__Instructions to follow__: Which lines below include "arrow"? Copy them all.

____ Given records

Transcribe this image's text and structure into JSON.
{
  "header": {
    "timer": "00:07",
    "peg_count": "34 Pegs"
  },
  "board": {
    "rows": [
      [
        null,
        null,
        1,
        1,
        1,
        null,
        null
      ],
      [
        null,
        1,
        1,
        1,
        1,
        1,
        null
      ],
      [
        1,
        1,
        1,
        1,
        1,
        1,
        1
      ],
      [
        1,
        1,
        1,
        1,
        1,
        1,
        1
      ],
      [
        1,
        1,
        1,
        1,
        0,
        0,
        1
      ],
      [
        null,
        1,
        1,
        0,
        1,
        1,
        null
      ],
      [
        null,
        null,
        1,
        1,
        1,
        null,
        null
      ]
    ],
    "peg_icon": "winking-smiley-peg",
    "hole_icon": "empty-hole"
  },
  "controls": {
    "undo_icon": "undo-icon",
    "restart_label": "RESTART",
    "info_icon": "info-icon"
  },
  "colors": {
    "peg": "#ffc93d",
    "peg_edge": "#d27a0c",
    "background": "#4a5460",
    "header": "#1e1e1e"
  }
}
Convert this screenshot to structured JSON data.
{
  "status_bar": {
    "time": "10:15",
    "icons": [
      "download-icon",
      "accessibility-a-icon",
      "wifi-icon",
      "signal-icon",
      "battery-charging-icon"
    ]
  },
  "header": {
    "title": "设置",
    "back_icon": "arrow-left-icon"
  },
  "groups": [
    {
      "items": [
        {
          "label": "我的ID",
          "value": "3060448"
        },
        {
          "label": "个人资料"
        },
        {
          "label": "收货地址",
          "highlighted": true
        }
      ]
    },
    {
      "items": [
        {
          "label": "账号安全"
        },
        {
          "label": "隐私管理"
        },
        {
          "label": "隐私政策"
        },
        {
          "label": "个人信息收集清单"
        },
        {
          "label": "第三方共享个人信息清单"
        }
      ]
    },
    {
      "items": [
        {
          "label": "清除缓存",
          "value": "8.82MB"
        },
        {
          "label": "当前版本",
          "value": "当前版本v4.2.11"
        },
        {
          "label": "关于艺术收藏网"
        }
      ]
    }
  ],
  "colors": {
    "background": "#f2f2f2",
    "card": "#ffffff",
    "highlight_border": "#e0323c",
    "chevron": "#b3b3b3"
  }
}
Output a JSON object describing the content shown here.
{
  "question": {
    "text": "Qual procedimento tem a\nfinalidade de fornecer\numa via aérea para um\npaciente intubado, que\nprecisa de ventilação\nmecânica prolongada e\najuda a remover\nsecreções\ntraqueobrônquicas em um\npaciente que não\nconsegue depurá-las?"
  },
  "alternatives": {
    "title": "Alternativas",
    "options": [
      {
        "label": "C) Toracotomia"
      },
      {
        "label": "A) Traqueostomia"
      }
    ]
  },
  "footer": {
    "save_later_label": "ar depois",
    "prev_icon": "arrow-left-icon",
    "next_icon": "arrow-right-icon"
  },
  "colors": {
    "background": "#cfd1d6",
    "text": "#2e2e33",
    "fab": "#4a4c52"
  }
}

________

__Reply__:
    "back_icon": "arrow-left-icon"
    "prev_icon": "arrow-left-icon",
    "next_icon": "arrow-right-icon"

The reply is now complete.